(Task details): The data must be reproduced verbatim; images are to be omitted.

Segment Start: Data section

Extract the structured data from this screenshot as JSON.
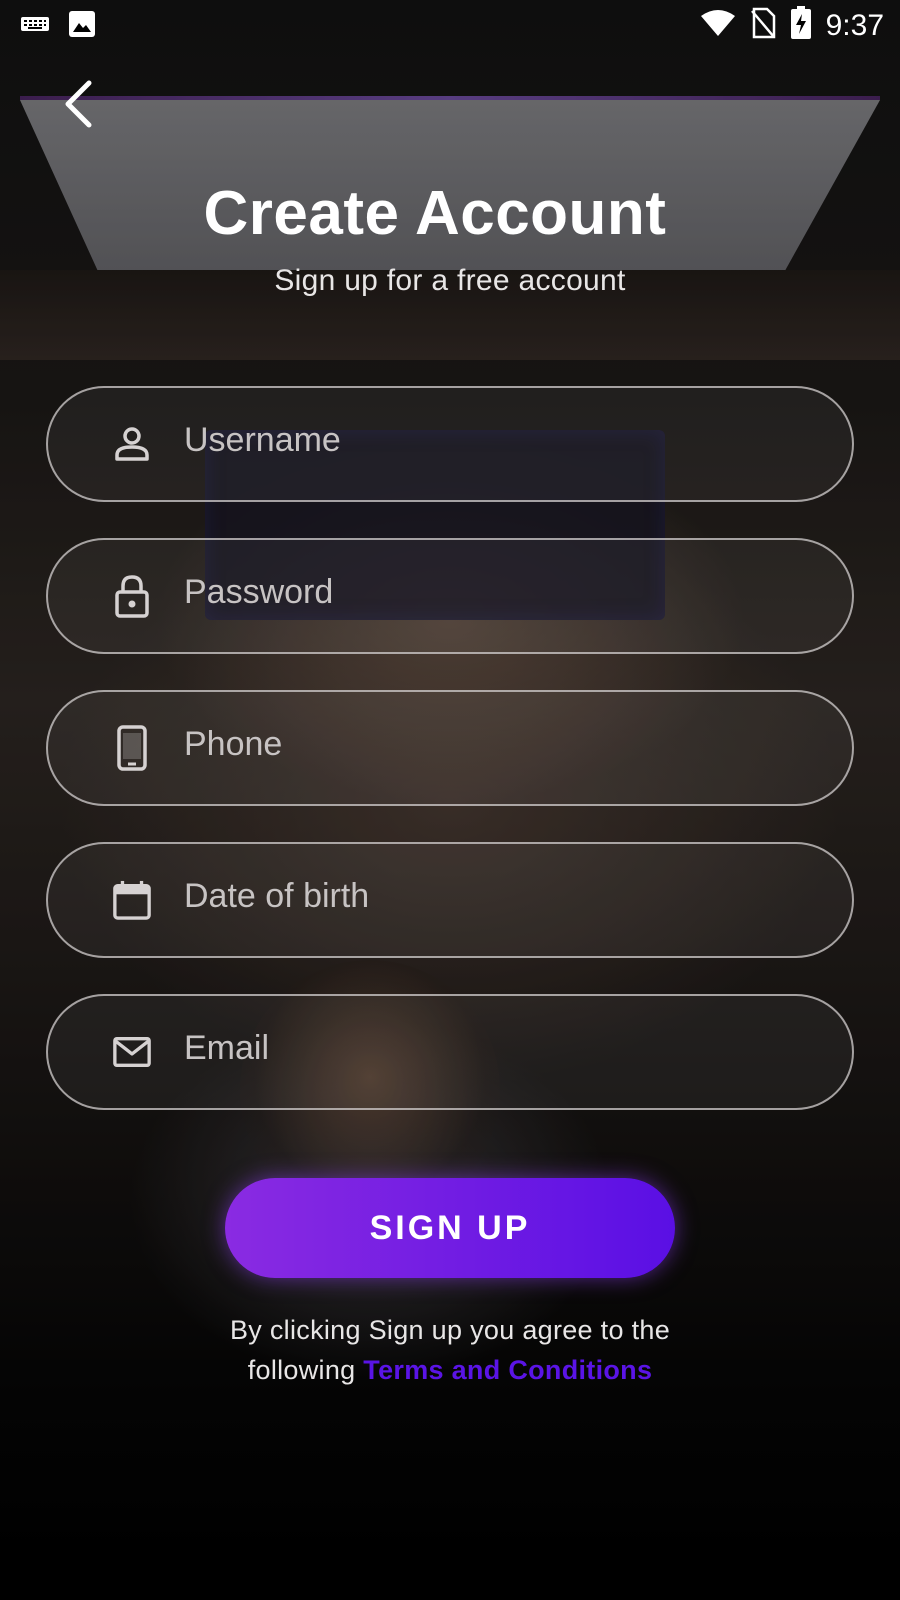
{
  "status_bar": {
    "time": "9:37",
    "icons_left": [
      "keyboard-icon",
      "image-icon"
    ],
    "icons_right": [
      "wifi-icon",
      "no-sim-icon",
      "battery-charging-icon"
    ]
  },
  "header": {
    "back_icon": "chevron-left-icon",
    "title": "Create Account",
    "subtitle": "Sign up for a free account"
  },
  "form": {
    "fields": [
      {
        "icon": "person-icon",
        "placeholder": "Username",
        "value": ""
      },
      {
        "icon": "lock-icon",
        "placeholder": "Password",
        "value": ""
      },
      {
        "icon": "phone-icon",
        "placeholder": "Phone",
        "value": ""
      },
      {
        "icon": "calendar-icon",
        "placeholder": "Date of birth",
        "value": ""
      },
      {
        "icon": "mail-icon",
        "placeholder": "Email",
        "value": ""
      }
    ],
    "submit_label": "SIGN UP"
  },
  "terms": {
    "line1": "By clicking Sign up you agree to the",
    "line2_prefix": "following",
    "link_text": "Terms and Conditions"
  },
  "colors": {
    "accent_start": "#8a2be2",
    "accent_end": "#5a0fe4",
    "link": "#5a14e6"
  }
}
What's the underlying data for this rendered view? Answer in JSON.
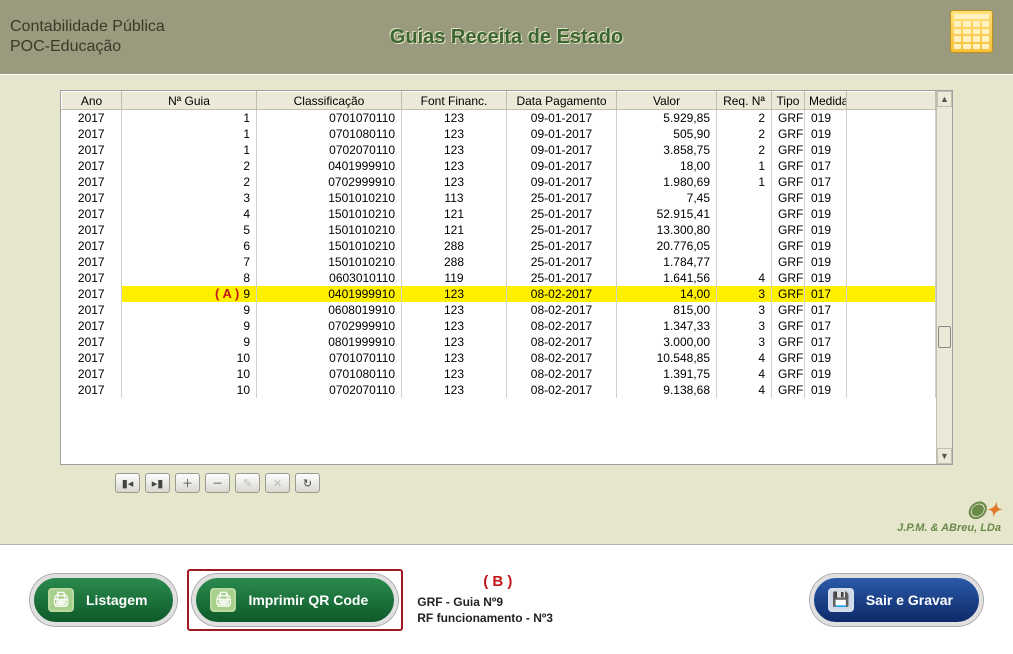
{
  "header": {
    "app_line1": "Contabilidade Pública",
    "app_line2": "POC-Educação",
    "title": "Guias Receita de Estado"
  },
  "columns": {
    "ano": "Ano",
    "guia": "Nª Guia",
    "class": "Classificação",
    "font": "Font Financ.",
    "data": "Data Pagamento",
    "valor": "Valor",
    "req": "Req. Nª",
    "tipo": "Tipo",
    "med": "Medida"
  },
  "rows": [
    {
      "ano": "2017",
      "guia": "1",
      "class": "0701070110",
      "font": "123",
      "data": "09-01-2017",
      "valor": "5.929,85",
      "req": "2",
      "tipo": "GRF",
      "med": "019"
    },
    {
      "ano": "2017",
      "guia": "1",
      "class": "0701080110",
      "font": "123",
      "data": "09-01-2017",
      "valor": "505,90",
      "req": "2",
      "tipo": "GRF",
      "med": "019"
    },
    {
      "ano": "2017",
      "guia": "1",
      "class": "0702070110",
      "font": "123",
      "data": "09-01-2017",
      "valor": "3.858,75",
      "req": "2",
      "tipo": "GRF",
      "med": "019"
    },
    {
      "ano": "2017",
      "guia": "2",
      "class": "0401999910",
      "font": "123",
      "data": "09-01-2017",
      "valor": "18,00",
      "req": "1",
      "tipo": "GRF",
      "med": "017"
    },
    {
      "ano": "2017",
      "guia": "2",
      "class": "0702999910",
      "font": "123",
      "data": "09-01-2017",
      "valor": "1.980,69",
      "req": "1",
      "tipo": "GRF",
      "med": "017"
    },
    {
      "ano": "2017",
      "guia": "3",
      "class": "1501010210",
      "font": "113",
      "data": "25-01-2017",
      "valor": "7,45",
      "req": "",
      "tipo": "GRF",
      "med": "019"
    },
    {
      "ano": "2017",
      "guia": "4",
      "class": "1501010210",
      "font": "121",
      "data": "25-01-2017",
      "valor": "52.915,41",
      "req": "",
      "tipo": "GRF",
      "med": "019"
    },
    {
      "ano": "2017",
      "guia": "5",
      "class": "1501010210",
      "font": "121",
      "data": "25-01-2017",
      "valor": "13.300,80",
      "req": "",
      "tipo": "GRF",
      "med": "019"
    },
    {
      "ano": "2017",
      "guia": "6",
      "class": "1501010210",
      "font": "288",
      "data": "25-01-2017",
      "valor": "20.776,05",
      "req": "",
      "tipo": "GRF",
      "med": "019"
    },
    {
      "ano": "2017",
      "guia": "7",
      "class": "1501010210",
      "font": "288",
      "data": "25-01-2017",
      "valor": "1.784,77",
      "req": "",
      "tipo": "GRF",
      "med": "019"
    },
    {
      "ano": "2017",
      "guia": "8",
      "class": "0603010110",
      "font": "119",
      "data": "25-01-2017",
      "valor": "1.641,56",
      "req": "4",
      "tipo": "GRF",
      "med": "019"
    },
    {
      "ano": "2017",
      "guia": "9",
      "class": "0401999910",
      "font": "123",
      "data": "08-02-2017",
      "valor": "14,00",
      "req": "3",
      "tipo": "GRF",
      "med": "017",
      "selected": true
    },
    {
      "ano": "2017",
      "guia": "9",
      "class": "0608019910",
      "font": "123",
      "data": "08-02-2017",
      "valor": "815,00",
      "req": "3",
      "tipo": "GRF",
      "med": "017"
    },
    {
      "ano": "2017",
      "guia": "9",
      "class": "0702999910",
      "font": "123",
      "data": "08-02-2017",
      "valor": "1.347,33",
      "req": "3",
      "tipo": "GRF",
      "med": "017"
    },
    {
      "ano": "2017",
      "guia": "9",
      "class": "0801999910",
      "font": "123",
      "data": "08-02-2017",
      "valor": "3.000,00",
      "req": "3",
      "tipo": "GRF",
      "med": "017"
    },
    {
      "ano": "2017",
      "guia": "10",
      "class": "0701070110",
      "font": "123",
      "data": "08-02-2017",
      "valor": "10.548,85",
      "req": "4",
      "tipo": "GRF",
      "med": "019"
    },
    {
      "ano": "2017",
      "guia": "10",
      "class": "0701080110",
      "font": "123",
      "data": "08-02-2017",
      "valor": "1.391,75",
      "req": "4",
      "tipo": "GRF",
      "med": "019"
    },
    {
      "ano": "2017",
      "guia": "10",
      "class": "0702070110",
      "font": "123",
      "data": "08-02-2017",
      "valor": "9.138,68",
      "req": "4",
      "tipo": "GRF",
      "med": "019"
    }
  ],
  "annotations": {
    "a": "( A )",
    "b": "( B )"
  },
  "footer": {
    "listagem": "Listagem",
    "imprimir": "Imprimir QR Code",
    "info_line1": "GRF - Guia Nº9",
    "info_line2": "RF funcionamento - Nº3",
    "sair": "Sair e Gravar"
  },
  "brand": "J.P.M. & ABreu, LDa"
}
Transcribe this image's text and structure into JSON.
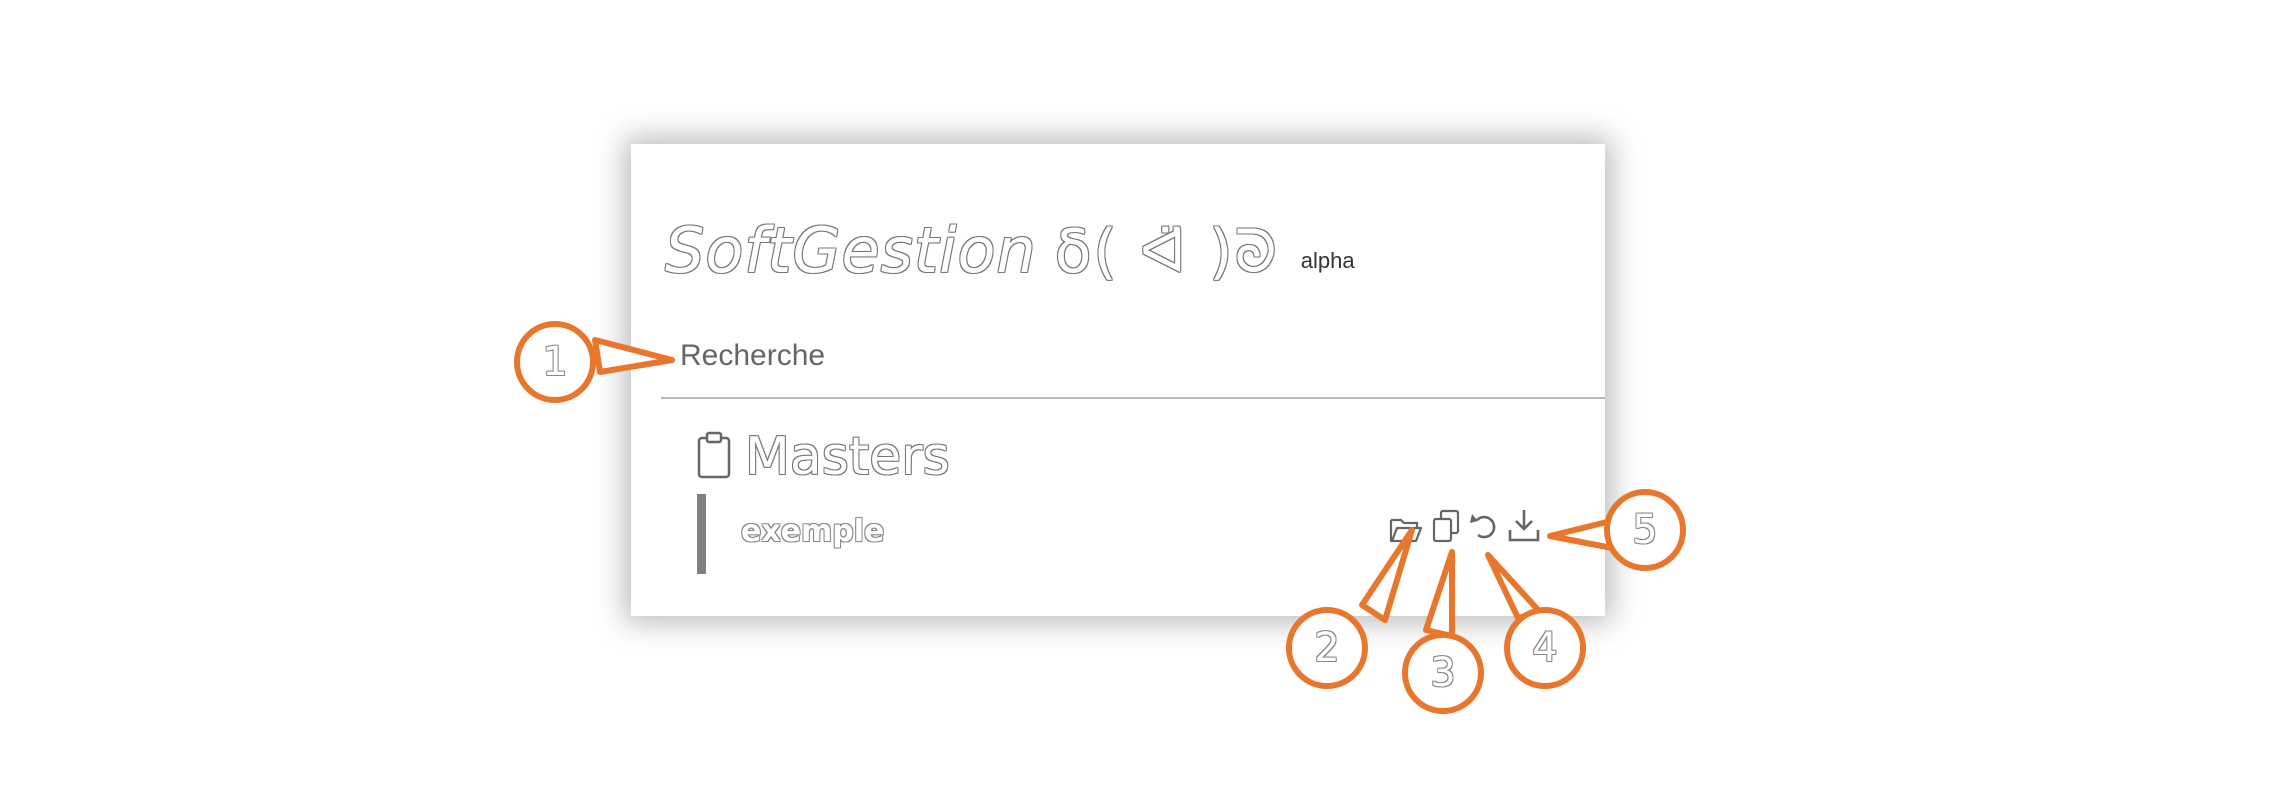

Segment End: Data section

(Output of the exercise):
Extract the structured data from this screenshot as JSON.
{
  "status_bar": {
    "time": "9:37",
    "icons_left": [
      "keyboard-icon",
      "image-icon"
    ],
    "icons_right": [
      "wifi-icon",
      "no-sim-icon",
      "battery-charging-icon"
    ]
  },
  "header": {
    "back_icon": "chevron-left-icon",
    "title": "Create Account",
    "subtitle": "Sign up for a free account"
  },
  "form": {
    "fields": [
      {
        "icon": "person-icon",
        "placeholder": "Username",
        "value": ""
      },
      {
        "icon": "lock-icon",
        "placeholder": "Password",
        "value": ""
      },
      {
        "icon": "phone-icon",
        "placeholder": "Phone",
        "value": ""
      },
      {
        "icon": "calendar-icon",
        "placeholder": "Date of birth",
        "value": ""
      },
      {
        "icon": "mail-icon",
        "placeholder": "Email",
        "value": ""
      }
    ],
    "submit_label": "SIGN UP"
  },
  "terms": {
    "line1": "By clicking Sign up you agree to the",
    "line2_prefix": "following",
    "link_text": "Terms and Conditions"
  },
  "colors": {
    "accent_start": "#8a2be2",
    "accent_end": "#5a0fe4",
    "link": "#5a14e6"
  }
}
What's the underlying data for this rendered view? Answer in JSON.
{
  "header": {
    "app_line1": "Contabilidade Pública",
    "app_line2": "POC-Educação",
    "title": "Guias Receita de Estado"
  },
  "columns": {
    "ano": "Ano",
    "guia": "Nª Guia",
    "class": "Classificação",
    "font": "Font Financ.",
    "data": "Data Pagamento",
    "valor": "Valor",
    "req": "Req. Nª",
    "tipo": "Tipo",
    "med": "Medida"
  },
  "rows": [
    {
      "ano": "2017",
      "guia": "1",
      "class": "0701070110",
      "font": "123",
      "data": "09-01-2017",
      "valor": "5.929,85",
      "req": "2",
      "tipo": "GRF",
      "med": "019"
    },
    {
      "ano": "2017",
      "guia": "1",
      "class": "0701080110",
      "font": "123",
      "data": "09-01-2017",
      "valor": "505,90",
      "req": "2",
      "tipo": "GRF",
      "med": "019"
    },
    {
      "ano": "2017",
      "guia": "1",
      "class": "0702070110",
      "font": "123",
      "data": "09-01-2017",
      "valor": "3.858,75",
      "req": "2",
      "tipo": "GRF",
      "med": "019"
    },
    {
      "ano": "2017",
      "guia": "2",
      "class": "0401999910",
      "font": "123",
      "data": "09-01-2017",
      "valor": "18,00",
      "req": "1",
      "tipo": "GRF",
      "med": "017"
    },
    {
      "ano": "2017",
      "guia": "2",
      "class": "0702999910",
      "font": "123",
      "data": "09-01-2017",
      "valor": "1.980,69",
      "req": "1",
      "tipo": "GRF",
      "med": "017"
    },
    {
      "ano": "2017",
      "guia": "3",
      "class": "1501010210",
      "font": "113",
      "data": "25-01-2017",
      "valor": "7,45",
      "req": "",
      "tipo": "GRF",
      "med": "019"
    },
    {
      "ano": "2017",
      "guia": "4",
      "class": "1501010210",
      "font": "121",
      "data": "25-01-2017",
      "valor": "52.915,41",
      "req": "",
      "tipo": "GRF",
      "med": "019"
    },
    {
      "ano": "2017",
      "guia": "5",
      "class": "1501010210",
      "font": "121",
      "data": "25-01-2017",
      "valor": "13.300,80",
      "req": "",
      "tipo": "GRF",
      "med": "019"
    },
    {
      "ano": "2017",
      "guia": "6",
      "class": "1501010210",
      "font": "288",
      "data": "25-01-2017",
      "valor": "20.776,05",
      "req": "",
      "tipo": "GRF",
      "med": "019"
    },
    {
      "ano": "2017",
      "guia": "7",
      "class": "1501010210",
      "font": "288",
      "data": "25-01-2017",
      "valor": "1.784,77",
      "req": "",
      "tipo": "GRF",
      "med": "019"
    },
    {
      "ano": "2017",
      "guia": "8",
      "class": "0603010110",
      "font": "119",
      "data": "25-01-2017",
      "valor": "1.641,56",
      "req": "4",
      "tipo": "GRF",
      "med": "019"
    },
    {
      "ano": "2017",
      "guia": "9",
      "class": "0401999910",
      "font": "123",
      "data": "08-02-2017",
      "valor": "14,00",
      "req": "3",
      "tipo": "GRF",
      "med": "017",
      "selected": true
    },
    {
      "ano": "2017",
      "guia": "9",
      "class": "0608019910",
      "font": "123",
      "data": "08-02-2017",
      "valor": "815,00",
      "req": "3",
      "tipo": "GRF",
      "med": "017"
    },
    {
      "ano": "2017",
      "guia": "9",
      "class": "0702999910",
      "font": "123",
      "data": "08-02-2017",
      "valor": "1.347,33",
      "req": "3",
      "tipo": "GRF",
      "med": "017"
    },
    {
      "ano": "2017",
      "guia": "9",
      "class": "0801999910",
      "font": "123",
      "data": "08-02-2017",
      "valor": "3.000,00",
      "req": "3",
      "tipo": "GRF",
      "med": "017"
    },
    {
      "ano": "2017",
      "guia": "10",
      "class": "0701070110",
      "font": "123",
      "data": "08-02-2017",
      "valor": "10.548,85",
      "req": "4",
      "tipo": "GRF",
      "med": "019"
    },
    {
      "ano": "2017",
      "guia": "10",
      "class": "0701080110",
      "font": "123",
      "data": "08-02-2017",
      "valor": "1.391,75",
      "req": "4",
      "tipo": "GRF",
      "med": "019"
    },
    {
      "ano": "2017",
      "guia": "10",
      "class": "0702070110",
      "font": "123",
      "data": "08-02-2017",
      "valor": "9.138,68",
      "req": "4",
      "tipo": "GRF",
      "med": "019"
    }
  ],
  "annotations": {
    "a": "( A )",
    "b": "( B )"
  },
  "footer": {
    "listagem": "Listagem",
    "imprimir": "Imprimir QR Code",
    "info_line1": "GRF - Guia Nº9",
    "info_line2": "RF funcionamento - Nº3",
    "sair": "Sair e Gravar"
  },
  "brand": "J.P.M. & ABreu, LDa"
}
Transcribe this image's text and structure into JSON.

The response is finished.